    The main task of this thesis is to investigate the Finnish-Russian collaboration in the field of the environment, and more specifically, in the field of waste management. The history of Finnish-Russian cooperation goes back to more than one decade. This cooperation has always been influenced by the political situation in these two neighboring countries. The need for collaboration is also motivated by the necessity to solve mutual problems, such as can be seen in the field of environmental protection. However, since Finland's accession to the European Union, the relationship between these two countries has gained a new overtone. This study aims to answer to the main research question “What do the experiences gained in Finnish-Russian waste management projects reveal about the environmental cross-border cooperation between Finland and Russia?”, and to the sub-questions: “What are the benefits and/or opportunities project participants are searching for?” and “What kind of challenges can be found during project implementation?”. Such formulation of the research task enables to enrich comprehension of cross-border cooperation between Finland and Russia and its potential in the future. The analysis of particular case study promotes better understanding of how the CBC waste management projects work, what challenges can be met during the project implementation, and what risks should be accounted for in the future. In this research, the method used for data collection is questionnaire. This enabled to choose a particular approach for the analysis that was based on Miles and Huberman’s model of qualitative content analysis.
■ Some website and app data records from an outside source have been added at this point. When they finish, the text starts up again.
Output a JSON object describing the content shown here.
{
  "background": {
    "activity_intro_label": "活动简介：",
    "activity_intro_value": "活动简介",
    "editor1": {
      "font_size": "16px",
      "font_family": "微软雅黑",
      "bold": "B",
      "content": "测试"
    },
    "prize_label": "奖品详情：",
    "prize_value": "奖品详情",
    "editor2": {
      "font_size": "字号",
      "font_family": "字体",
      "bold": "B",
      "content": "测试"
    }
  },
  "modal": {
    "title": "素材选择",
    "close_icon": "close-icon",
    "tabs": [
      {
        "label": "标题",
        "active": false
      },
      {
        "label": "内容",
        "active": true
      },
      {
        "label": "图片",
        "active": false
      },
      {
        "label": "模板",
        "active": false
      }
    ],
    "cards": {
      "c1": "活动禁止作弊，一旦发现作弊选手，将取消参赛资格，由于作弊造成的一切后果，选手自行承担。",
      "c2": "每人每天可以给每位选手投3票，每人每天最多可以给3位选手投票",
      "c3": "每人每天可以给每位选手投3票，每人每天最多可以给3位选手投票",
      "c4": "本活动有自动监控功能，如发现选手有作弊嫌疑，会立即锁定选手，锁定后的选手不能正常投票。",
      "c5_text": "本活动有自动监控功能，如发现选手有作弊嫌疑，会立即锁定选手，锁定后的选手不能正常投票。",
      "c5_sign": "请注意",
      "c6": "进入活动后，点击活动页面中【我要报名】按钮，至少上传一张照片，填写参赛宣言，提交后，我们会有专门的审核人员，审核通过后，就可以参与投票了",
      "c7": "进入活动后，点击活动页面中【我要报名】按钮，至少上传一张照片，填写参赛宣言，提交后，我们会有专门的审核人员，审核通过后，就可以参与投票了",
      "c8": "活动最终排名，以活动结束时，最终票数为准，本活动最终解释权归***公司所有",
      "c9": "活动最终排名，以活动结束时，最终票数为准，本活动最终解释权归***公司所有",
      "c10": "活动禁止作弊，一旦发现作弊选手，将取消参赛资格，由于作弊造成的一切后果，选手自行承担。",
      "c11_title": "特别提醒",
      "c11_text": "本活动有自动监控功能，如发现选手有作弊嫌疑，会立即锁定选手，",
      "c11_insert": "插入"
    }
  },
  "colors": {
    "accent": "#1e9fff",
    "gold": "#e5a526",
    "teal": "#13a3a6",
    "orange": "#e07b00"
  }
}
The data consisted of replies from five respondents who were also actively involved in two different CBC waste management projects conducted under the framework of the Karelia CBC Programme. Their answers helped to evaluate and analyze the expected and unexpected issues that can be met during project implementation, as well as benefits these projects brought to the countries they represented. The results of this research demonstrated that the cooperation between Finland and Russia in environmental context can solve many problems, for instance, filling the funding gap by attracting the investments or increasing the environmental awareness through organized events. The main obstacles were met in the light of the ongoing pandemic situation which can cause drastic consequences for the further development of cross-border cooperation. The waste management issues are very topical and within this subject matter, there can be found huge opportunities for development for both Finland and Russia. However, the legal framework of the Russian waste management sector is still developing and that can cause challenges for the Finnish project participants. The main benefits that attract participants to the CBC waste management projects are opportunities for the exchange of expertise and direct investments.